I suppose some of it is funny, as in a Kafka/Beckett/Pinter soft-shoe shuffle of grotesques. Still, what’s so far much more mesmerizing about The Riches is class war and caste hate. I can’t recall another series so bald and raw about these matters since Profit, which lasted about a month on Fox in 1996, before there was a successful FX channel to let unusual television discover its audience. Adrian Pasdar’s malevolent Jim Profit climbed the greasy corporate pole at the same Fortune 500 conglomerate (“A Family Company”) that had manufactured the cardboard box into which an abusive father had dumped him as a naked child. Profit had many motives, but its principal conceit was the representation of upward corporate mobility as symbolic patricide.
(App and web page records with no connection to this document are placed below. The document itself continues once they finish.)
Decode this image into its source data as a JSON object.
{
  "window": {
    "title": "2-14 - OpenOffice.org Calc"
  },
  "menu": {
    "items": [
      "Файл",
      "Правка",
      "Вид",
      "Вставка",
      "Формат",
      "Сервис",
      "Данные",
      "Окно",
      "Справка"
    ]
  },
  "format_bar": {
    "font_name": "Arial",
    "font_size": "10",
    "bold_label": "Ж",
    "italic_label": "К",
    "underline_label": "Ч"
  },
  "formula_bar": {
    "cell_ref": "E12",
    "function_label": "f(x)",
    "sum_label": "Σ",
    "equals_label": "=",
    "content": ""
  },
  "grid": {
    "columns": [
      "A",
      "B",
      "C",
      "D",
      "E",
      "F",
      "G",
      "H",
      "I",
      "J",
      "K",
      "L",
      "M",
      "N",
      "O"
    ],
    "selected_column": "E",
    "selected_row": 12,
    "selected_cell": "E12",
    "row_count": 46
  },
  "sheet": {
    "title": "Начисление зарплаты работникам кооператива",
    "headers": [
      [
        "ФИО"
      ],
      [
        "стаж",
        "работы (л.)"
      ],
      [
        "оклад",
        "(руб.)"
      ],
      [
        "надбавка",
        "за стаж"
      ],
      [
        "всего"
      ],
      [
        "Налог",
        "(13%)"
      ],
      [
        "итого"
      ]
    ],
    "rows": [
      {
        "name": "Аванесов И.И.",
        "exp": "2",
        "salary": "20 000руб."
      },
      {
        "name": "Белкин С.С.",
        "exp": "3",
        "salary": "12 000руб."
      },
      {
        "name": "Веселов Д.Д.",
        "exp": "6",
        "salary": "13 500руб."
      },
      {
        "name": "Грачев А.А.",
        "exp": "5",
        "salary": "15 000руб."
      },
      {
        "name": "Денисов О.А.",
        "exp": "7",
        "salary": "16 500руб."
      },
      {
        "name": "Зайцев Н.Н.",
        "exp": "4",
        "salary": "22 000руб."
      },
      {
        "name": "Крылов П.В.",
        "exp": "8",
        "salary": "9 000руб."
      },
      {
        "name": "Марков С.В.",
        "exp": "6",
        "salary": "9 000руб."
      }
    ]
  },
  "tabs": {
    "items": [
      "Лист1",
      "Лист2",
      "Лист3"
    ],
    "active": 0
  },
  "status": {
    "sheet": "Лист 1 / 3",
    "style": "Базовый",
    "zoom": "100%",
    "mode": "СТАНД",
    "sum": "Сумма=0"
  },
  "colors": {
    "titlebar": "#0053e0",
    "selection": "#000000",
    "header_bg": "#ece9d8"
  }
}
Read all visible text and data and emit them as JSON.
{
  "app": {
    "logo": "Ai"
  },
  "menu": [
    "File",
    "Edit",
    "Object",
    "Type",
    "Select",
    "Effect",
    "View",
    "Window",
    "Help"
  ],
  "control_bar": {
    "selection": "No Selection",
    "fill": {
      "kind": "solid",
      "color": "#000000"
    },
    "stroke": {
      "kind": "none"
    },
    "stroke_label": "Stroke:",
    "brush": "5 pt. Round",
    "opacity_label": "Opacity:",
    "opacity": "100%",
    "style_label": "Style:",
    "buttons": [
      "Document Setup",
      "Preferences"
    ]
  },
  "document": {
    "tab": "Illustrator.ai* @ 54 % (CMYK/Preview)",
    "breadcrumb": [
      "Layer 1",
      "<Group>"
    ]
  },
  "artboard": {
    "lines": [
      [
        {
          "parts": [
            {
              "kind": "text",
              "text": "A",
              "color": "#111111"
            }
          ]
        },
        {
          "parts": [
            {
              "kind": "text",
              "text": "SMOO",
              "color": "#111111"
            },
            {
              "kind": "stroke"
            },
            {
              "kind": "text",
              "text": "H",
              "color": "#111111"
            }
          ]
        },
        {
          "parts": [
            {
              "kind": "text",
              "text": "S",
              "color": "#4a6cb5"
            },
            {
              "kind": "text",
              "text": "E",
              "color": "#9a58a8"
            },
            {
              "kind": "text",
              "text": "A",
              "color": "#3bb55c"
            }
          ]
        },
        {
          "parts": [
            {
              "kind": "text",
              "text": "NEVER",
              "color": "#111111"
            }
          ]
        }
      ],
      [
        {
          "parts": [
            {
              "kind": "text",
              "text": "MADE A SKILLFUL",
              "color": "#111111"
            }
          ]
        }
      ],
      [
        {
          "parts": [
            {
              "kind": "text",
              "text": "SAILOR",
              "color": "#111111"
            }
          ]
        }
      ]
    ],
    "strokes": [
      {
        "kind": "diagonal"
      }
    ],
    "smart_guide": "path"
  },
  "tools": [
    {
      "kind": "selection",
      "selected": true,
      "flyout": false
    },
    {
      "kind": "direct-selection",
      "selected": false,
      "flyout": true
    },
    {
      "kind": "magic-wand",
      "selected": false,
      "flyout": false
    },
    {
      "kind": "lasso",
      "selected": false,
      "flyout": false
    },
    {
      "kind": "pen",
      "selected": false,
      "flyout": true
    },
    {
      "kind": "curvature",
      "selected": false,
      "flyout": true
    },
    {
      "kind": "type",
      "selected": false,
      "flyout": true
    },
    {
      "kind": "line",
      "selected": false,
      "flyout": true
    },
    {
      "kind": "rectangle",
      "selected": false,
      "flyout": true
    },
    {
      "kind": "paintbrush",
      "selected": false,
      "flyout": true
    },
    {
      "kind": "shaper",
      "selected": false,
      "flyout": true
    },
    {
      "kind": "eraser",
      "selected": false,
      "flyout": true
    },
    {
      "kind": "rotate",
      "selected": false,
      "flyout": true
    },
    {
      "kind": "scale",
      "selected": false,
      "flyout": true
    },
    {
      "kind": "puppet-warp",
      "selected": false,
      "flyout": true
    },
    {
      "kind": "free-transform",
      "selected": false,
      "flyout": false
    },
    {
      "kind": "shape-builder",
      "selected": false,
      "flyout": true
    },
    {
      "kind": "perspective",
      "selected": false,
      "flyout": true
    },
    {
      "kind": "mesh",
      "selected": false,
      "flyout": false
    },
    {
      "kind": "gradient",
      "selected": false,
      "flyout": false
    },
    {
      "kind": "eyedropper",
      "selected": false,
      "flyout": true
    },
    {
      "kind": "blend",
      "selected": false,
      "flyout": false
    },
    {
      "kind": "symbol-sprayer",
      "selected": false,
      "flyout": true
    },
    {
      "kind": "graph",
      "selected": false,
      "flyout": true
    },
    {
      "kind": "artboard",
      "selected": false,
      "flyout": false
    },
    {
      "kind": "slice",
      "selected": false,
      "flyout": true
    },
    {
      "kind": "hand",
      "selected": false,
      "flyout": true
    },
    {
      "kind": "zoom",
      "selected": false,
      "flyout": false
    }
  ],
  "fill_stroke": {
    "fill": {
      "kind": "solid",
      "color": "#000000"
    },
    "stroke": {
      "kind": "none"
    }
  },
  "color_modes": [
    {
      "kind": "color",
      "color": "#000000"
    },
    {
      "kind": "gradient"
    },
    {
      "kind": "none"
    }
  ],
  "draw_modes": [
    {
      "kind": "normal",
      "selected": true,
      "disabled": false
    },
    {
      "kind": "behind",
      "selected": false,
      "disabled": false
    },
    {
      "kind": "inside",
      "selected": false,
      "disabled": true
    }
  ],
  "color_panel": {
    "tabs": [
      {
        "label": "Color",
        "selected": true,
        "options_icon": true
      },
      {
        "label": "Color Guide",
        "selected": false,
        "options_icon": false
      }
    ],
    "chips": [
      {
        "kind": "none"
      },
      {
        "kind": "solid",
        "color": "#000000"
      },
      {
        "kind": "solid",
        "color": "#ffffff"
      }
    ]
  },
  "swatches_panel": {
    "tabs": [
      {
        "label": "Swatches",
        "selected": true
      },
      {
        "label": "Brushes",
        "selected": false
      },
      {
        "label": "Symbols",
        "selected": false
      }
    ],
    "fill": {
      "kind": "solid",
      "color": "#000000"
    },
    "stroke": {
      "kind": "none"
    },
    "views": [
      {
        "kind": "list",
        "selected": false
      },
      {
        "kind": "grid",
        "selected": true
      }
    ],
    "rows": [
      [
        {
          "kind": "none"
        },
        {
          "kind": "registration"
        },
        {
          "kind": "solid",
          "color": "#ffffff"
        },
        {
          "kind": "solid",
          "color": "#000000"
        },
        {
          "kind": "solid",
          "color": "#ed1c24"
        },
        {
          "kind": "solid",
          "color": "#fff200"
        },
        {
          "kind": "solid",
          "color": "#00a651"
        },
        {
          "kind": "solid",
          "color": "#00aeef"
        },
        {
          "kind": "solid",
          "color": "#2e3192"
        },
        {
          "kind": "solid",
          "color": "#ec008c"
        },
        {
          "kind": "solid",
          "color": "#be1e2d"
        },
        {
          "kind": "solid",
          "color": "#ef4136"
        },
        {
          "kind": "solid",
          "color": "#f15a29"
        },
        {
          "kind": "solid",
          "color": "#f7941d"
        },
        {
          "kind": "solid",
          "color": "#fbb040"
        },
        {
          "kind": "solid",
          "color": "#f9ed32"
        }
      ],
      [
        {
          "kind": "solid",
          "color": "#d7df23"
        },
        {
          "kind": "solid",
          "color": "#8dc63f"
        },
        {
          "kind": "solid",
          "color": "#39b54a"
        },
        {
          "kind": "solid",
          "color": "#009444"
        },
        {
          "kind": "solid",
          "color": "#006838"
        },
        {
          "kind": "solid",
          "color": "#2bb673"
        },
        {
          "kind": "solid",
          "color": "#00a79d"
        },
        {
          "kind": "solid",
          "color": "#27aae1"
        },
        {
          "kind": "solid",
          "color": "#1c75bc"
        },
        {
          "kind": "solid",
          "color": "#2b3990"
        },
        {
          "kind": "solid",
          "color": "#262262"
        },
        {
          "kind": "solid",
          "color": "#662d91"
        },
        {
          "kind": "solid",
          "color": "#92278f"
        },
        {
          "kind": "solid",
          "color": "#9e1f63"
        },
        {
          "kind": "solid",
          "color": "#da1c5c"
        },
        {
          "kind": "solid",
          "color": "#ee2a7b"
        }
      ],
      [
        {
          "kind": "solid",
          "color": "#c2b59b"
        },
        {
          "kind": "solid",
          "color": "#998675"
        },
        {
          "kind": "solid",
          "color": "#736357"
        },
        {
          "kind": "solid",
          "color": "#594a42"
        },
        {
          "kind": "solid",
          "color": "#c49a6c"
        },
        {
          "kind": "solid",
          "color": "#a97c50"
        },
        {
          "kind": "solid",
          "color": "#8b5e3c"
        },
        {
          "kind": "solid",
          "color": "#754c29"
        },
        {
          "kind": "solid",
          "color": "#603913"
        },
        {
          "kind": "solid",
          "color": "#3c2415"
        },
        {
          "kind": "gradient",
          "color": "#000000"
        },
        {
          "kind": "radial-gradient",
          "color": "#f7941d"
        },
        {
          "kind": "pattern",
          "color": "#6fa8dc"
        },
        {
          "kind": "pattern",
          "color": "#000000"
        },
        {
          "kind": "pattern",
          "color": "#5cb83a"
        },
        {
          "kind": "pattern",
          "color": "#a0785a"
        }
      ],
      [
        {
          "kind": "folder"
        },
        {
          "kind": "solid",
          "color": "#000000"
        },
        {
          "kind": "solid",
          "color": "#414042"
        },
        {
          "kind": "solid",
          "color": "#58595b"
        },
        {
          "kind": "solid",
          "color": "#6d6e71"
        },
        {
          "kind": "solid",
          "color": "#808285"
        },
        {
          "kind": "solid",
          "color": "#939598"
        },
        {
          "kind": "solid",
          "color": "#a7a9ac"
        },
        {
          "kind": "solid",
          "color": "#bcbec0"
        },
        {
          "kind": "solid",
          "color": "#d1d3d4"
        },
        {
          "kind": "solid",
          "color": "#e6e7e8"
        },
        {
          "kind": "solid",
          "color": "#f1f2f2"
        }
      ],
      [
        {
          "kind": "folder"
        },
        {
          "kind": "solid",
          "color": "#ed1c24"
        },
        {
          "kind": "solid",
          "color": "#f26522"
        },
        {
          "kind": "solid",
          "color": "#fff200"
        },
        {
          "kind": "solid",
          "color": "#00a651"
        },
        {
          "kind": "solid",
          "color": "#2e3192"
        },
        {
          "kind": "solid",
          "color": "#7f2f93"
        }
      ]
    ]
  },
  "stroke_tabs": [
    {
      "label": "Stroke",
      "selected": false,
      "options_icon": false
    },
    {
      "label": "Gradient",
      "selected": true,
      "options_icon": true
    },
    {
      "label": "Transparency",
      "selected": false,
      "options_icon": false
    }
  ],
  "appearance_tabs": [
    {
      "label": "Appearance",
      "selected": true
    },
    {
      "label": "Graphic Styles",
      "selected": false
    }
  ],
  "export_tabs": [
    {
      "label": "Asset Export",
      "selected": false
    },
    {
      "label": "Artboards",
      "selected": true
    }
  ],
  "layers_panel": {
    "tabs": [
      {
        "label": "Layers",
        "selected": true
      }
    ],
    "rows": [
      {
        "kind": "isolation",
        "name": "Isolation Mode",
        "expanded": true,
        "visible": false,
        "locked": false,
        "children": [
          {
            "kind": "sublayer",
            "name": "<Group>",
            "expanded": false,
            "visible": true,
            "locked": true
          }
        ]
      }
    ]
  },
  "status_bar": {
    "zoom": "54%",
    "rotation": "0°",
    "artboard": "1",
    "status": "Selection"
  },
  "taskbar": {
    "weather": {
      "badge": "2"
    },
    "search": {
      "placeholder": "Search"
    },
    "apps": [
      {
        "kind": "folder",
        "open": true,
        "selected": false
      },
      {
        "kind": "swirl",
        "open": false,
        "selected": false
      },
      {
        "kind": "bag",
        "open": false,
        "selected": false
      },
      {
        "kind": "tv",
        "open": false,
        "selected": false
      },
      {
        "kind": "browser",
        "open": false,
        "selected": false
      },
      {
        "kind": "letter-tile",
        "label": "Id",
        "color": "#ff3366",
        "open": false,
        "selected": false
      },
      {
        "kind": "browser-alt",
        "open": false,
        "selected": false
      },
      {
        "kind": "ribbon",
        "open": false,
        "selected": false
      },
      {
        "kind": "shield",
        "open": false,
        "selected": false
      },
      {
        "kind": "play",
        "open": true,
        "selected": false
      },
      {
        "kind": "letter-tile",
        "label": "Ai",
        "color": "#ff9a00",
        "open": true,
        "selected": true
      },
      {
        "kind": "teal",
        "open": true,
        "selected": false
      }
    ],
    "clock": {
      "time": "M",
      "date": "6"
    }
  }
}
The Riches ups this ante, suggesting that social hierarchies are themselves mimicry, impersonation, and charade; that nothing is as it appears (not a lawyer nor an arm); that we are surrounded by impostors, subverted by leprechauns, and live in terror that someone will see through the make-believe to who we really are, frauds and fakes.